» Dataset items
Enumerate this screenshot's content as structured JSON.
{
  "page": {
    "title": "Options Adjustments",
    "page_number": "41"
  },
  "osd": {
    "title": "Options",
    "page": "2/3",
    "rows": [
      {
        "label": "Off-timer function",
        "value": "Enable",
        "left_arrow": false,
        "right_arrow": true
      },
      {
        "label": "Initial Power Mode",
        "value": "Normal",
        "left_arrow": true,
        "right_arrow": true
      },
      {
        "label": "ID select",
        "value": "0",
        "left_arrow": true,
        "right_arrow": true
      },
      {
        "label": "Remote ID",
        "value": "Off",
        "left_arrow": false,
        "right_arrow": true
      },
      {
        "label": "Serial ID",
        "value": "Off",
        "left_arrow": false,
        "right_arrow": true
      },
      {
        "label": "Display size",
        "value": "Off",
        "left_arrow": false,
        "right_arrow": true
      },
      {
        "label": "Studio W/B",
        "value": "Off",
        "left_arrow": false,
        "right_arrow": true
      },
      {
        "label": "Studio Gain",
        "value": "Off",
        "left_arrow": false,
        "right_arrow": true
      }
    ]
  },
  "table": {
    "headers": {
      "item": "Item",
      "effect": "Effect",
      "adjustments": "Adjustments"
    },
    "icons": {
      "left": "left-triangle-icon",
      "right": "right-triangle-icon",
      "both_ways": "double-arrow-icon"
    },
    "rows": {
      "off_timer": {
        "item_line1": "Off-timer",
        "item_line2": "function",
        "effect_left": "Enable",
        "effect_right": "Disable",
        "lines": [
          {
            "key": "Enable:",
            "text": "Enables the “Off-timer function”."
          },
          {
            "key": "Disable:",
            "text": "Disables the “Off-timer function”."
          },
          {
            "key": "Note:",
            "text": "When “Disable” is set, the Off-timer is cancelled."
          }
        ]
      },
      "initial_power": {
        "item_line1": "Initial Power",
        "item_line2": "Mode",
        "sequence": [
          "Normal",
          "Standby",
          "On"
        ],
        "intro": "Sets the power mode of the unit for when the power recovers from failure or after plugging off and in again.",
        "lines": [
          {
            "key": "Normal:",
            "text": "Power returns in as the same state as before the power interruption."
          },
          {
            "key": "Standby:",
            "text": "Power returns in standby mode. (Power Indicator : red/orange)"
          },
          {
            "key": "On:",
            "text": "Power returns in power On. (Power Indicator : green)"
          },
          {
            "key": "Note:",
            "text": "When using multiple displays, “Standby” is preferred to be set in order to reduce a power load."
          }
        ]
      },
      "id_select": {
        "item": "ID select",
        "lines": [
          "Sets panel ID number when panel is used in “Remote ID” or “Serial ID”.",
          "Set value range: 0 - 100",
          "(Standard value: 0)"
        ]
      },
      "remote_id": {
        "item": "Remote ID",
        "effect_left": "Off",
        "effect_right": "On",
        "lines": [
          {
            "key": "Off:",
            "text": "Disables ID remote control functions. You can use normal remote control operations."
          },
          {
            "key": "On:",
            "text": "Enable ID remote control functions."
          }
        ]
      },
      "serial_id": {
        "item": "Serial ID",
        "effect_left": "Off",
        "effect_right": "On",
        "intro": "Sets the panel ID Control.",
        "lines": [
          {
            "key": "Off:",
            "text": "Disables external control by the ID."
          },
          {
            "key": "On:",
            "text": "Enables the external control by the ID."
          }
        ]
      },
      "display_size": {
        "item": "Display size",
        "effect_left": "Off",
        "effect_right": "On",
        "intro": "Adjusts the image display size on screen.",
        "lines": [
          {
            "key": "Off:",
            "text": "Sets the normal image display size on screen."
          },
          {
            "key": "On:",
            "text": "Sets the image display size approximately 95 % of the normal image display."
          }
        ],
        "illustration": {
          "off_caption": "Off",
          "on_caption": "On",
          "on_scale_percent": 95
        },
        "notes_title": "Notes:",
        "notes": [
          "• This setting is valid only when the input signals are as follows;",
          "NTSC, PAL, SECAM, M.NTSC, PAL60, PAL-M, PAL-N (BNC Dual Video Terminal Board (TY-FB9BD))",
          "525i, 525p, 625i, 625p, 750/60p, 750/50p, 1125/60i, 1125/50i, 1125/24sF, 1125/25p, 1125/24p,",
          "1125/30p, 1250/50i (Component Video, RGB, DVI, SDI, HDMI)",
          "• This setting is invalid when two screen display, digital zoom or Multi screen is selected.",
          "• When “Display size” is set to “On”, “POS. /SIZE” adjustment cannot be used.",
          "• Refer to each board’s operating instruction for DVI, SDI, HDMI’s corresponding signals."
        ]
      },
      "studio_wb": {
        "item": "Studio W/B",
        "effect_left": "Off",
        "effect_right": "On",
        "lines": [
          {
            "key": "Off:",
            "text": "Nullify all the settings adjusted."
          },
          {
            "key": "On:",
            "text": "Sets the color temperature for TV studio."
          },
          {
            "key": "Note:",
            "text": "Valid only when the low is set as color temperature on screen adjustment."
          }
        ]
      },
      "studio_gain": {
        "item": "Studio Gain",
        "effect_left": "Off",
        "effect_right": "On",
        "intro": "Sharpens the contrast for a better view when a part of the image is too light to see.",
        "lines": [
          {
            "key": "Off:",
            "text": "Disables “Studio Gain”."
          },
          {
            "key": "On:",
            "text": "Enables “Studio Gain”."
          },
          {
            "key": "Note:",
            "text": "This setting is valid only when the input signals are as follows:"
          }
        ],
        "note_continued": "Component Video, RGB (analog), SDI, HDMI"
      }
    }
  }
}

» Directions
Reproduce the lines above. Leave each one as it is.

» Response
Enumerate this screenshot's content as structured JSON.
{
  "page": {
    "title": "Options Adjustments",
    "page_number": "41"
  },
  "osd": {
    "title": "Options",
    "page": "2/3",
    "rows": [
      {
        "label": "Off-timer function",
        "value": "Enable",
        "left_arrow": false,
        "right_arrow": true
      },
      {
        "label": "Initial Power Mode",
        "value": "Normal",
        "left_arrow": true,
        "right_arrow": true
      },
      {
        "label": "ID select",
        "value": "0",
        "left_arrow": true,
        "right_arrow": true
      },
      {
        "label": "Remote ID",
        "value": "Off",
        "left_arrow": false,
        "right_arrow": true
      },
      {
        "label": "Serial ID",
        "value": "Off",
        "left_arrow": false,
        "right_arrow": true
      },
      {
        "label": "Display size",
        "value": "Off",
        "left_arrow": false,
        "right_arrow": true
      },
      {
        "label": "Studio W/B",
        "value": "Off",
        "left_arrow": false,
        "right_arrow": true
      },
      {
        "label": "Studio Gain",
        "value": "Off",
        "left_arrow": false,
        "right_arrow": true
      }
    ]
  },
  "table": {
    "headers": {
      "item": "Item",
      "effect": "Effect",
      "adjustments": "Adjustments"
    },
    "icons": {
      "left": "left-triangle-icon",
      "right": "right-triangle-icon",
      "both_ways": "double-arrow-icon"
    },
    "rows": {
      "off_timer": {
        "item_line1": "Off-timer",
        "item_line2": "function",
        "effect_left": "Enable",
        "effect_right": "Disable",
        "lines": [
          {
            "key": "Enable:",
            "text": "Enables the “Off-timer function”."
          },
          {
            "key": "Disable:",
            "text": "Disables the “Off-timer function”."
          },
          {
            "key": "Note:",
            "text": "When “Disable” is set, the Off-timer is cancelled."
          }
        ]
      },
      "initial_power": {
        "item_line1": "Initial Power",
        "item_line2": "Mode",
        "sequence": [
          "Normal",
          "Standby",
          "On"
        ],
        "intro": "Sets the power mode of the unit for when the power recovers from failure or after plugging off and in again.",
        "lines": [
          {
            "key": "Normal:",
            "text": "Power returns in as the same state as before the power interruption."
          },
          {
            "key": "Standby:",
            "text": "Power returns in standby mode. (Power Indicator : red/orange)"
          },
          {
            "key": "On:",
            "text": "Power returns in power On. (Power Indicator : green)"
          },
          {
            "key": "Note:",
            "text": "When using multiple displays, “Standby” is preferred to be set in order to reduce a power load."
          }
        ]
      },
      "id_select": {
        "item": "ID select",
        "lines": [
          "Sets panel ID number when panel is used in “Remote ID” or “Serial ID”.",
          "Set value range: 0 - 100",
          "(Standard value: 0)"
        ]
      },
      "remote_id": {
        "item": "Remote ID",
        "effect_left": "Off",
        "effect_right": "On",
        "lines": [
          {
            "key": "Off:",
            "text": "Disables ID remote control functions. You can use normal remote control operations."
          },
          {
            "key": "On:",
            "text": "Enable ID remote control functions."
          }
        ]
      },
      "serial_id": {
        "item": "Serial ID",
        "effect_left": "Off",
        "effect_right": "On",
        "intro": "Sets the panel ID Control.",
        "lines": [
          {
            "key": "Off:",
            "text": "Disables external control by the ID."
          },
          {
            "key": "On:",
            "text": "Enables the external control by the ID."
          }
        ]
      },
      "display_size": {
        "item": "Display size",
        "effect_left": "Off",
        "effect_right": "On",
        "intro": "Adjusts the image display size on screen.",
        "lines": [
          {
            "key": "Off:",
            "text": "Sets the normal image display size on screen."
          },
          {
            "key": "On:",
            "text": "Sets the image display size approximately 95 % of the normal image display."
          }
        ],
        "illustration": {
          "off_caption": "Off",
          "on_caption": "On",
          "on_scale_percent": 95
        },
        "notes_title": "Notes:",
        "notes": [
          "• This setting is valid only when the input signals are as follows;",
          "NTSC, PAL, SECAM, M.NTSC, PAL60, PAL-M, PAL-N (BNC Dual Video Terminal Board (TY-FB9BD))",
          "525i, 525p, 625i, 625p, 750/60p, 750/50p, 1125/60i, 1125/50i, 1125/24sF, 1125/25p, 1125/24p,",
          "1125/30p, 1250/50i (Component Video, RGB, DVI, SDI, HDMI)",
          "• This setting is invalid when two screen display, digital zoom or Multi screen is selected.",
          "• When “Display size” is set to “On”, “POS. /SIZE” adjustment cannot be used.",
          "• Refer to each board’s operating instruction for DVI, SDI, HDMI’s corresponding signals."
        ]
      },
      "studio_wb": {
        "item": "Studio W/B",
        "effect_left": "Off",
        "effect_right": "On",
        "lines": [
          {
            "key": "Off:",
            "text": "Nullify all the settings adjusted."
          },
          {
            "key": "On:",
            "text": "Sets the color temperature for TV studio."
          },
          {
            "key": "Note:",
            "text": "Valid only when the low is set as color temperature on screen adjustment."
          }
        ]
      },
      "studio_gain": {
        "item": "Studio Gain",
        "effect_left": "Off",
        "effect_right": "On",
        "intro": "Sharpens the contrast for a better view when a part of the image is too light to see.",
        "lines": [
          {
            "key": "Off:",
            "text": "Disables “Studio Gain”."
          },
          {
            "key": "On:",
            "text": "Enables “Studio Gain”."
          },
          {
            "key": "Note:",
            "text": "This setting is valid only when the input signals are as follows:"
          }
        ],
        "note_continued": "Component Video, RGB (analog), SDI, HDMI"
      }
    }
  }
}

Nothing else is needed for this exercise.